Lifetime Individual Savings Accounts have some eligibility criteria which may rule it out directly for most of the readers of this article however it may be worth encouraging younger family members to use it. Firstly you can only open one before your 40th birthday so if you are or know someone coming up to their 40th birthday it could be worth opening one now and putting some money in so that you can use it in the future. To receive the additional tax benefits you either need to be using it for retirement purposes which is considered withdrawals any time after age 60 or for the purchase of your first home.

So what are the tax benefits for investing in an Lifetime Individual Savings Account. If the withdrawals are for retirement or for a house purchase then withdrawals are tax free. As with an NISA there is no tax to pay on any growth.

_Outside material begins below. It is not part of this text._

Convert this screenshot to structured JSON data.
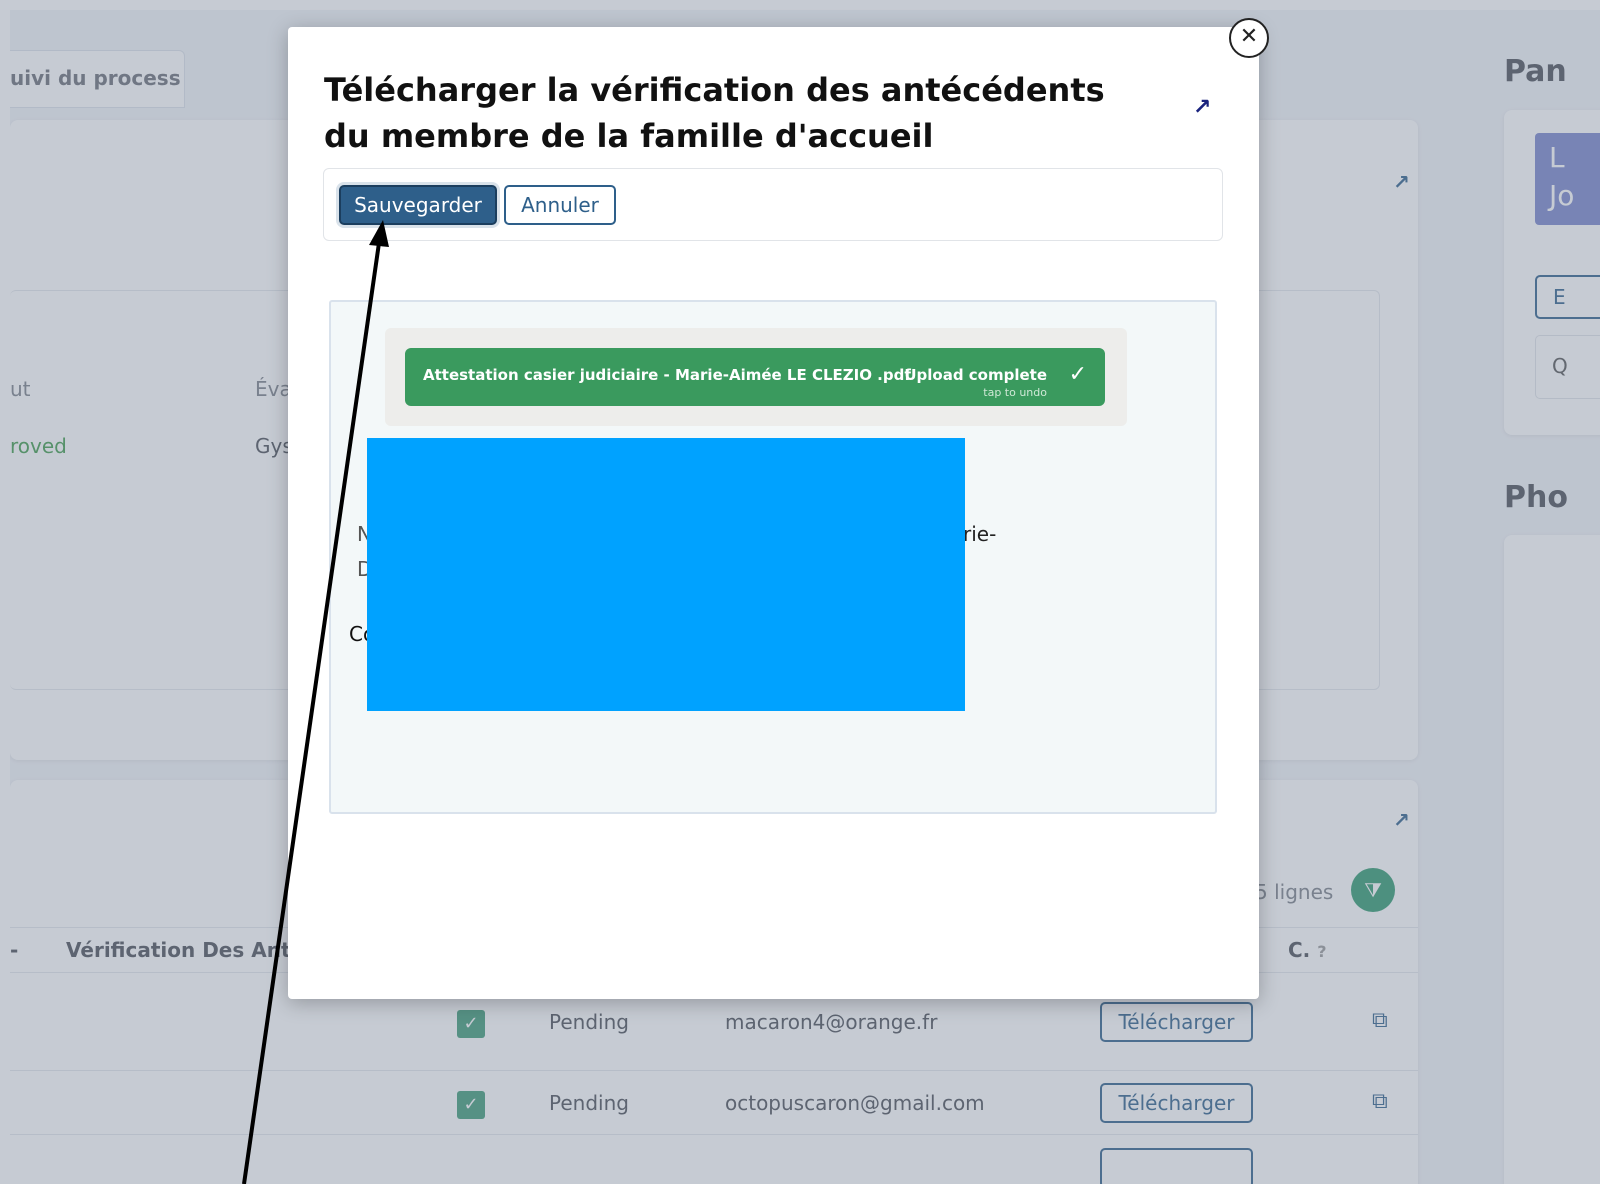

There are a couple of other important differences you are limited to £4,000 per annum into a Lifetime Individual Savings Accounts. The government also adds an additional 25% at the end of each tax year. If you make the full £4,000 contribution the government will add a further £1,000 at the end of the tax year. You are limited to only contribute up to age 50. If you remove any money from your Lifetime Individual Savings Account you are not eligible to get the additional contribution from the government that tax year.

One way that it could prove particularly useful is between couples where one does not earn enough to make large pension contributions on their behalf. You can contribute up to £2880 net to a pension without having any eligible income and the government will gross it up to £3600 an additional £720. With a Lifetime Individual Savings Account you can contribute up to £4000 with an addition £1,000 from the government with no eligible income test applicable for a Lifetime Individual Savings Account. This makes the Lifetime Individual Savings Account more tax efficient in these circumstances and the account is tax free on the way out therefore it is more tax efficient on the way out too. With a pension only 25% is tax free on the way out with the rest being taxed at the individual’s highest marginal rate.

Contributions into a Lifetime Individual Savings Account count towards your ISA allowance so effectively you can have £16,000 invested into a NISA and an additional £4,000 in a Lifetime Individual Savings Account which is all free from Capital Gains Tax. If it is being used for retirement purposes it provides a useful alternative to a pension. With the rules around pension constantly in flux it is always useful to have different sources of income in retirement so that income can be provided in the most tax efficient manner possible.

To discuss the different ways that you can provide for your retirement please get in contact. For any financial advice Bradbury Hamilton, are able to advise. Visit www.bradburyhamilton.co.uk or call Sheriar Bradbury on 020 7220 7274.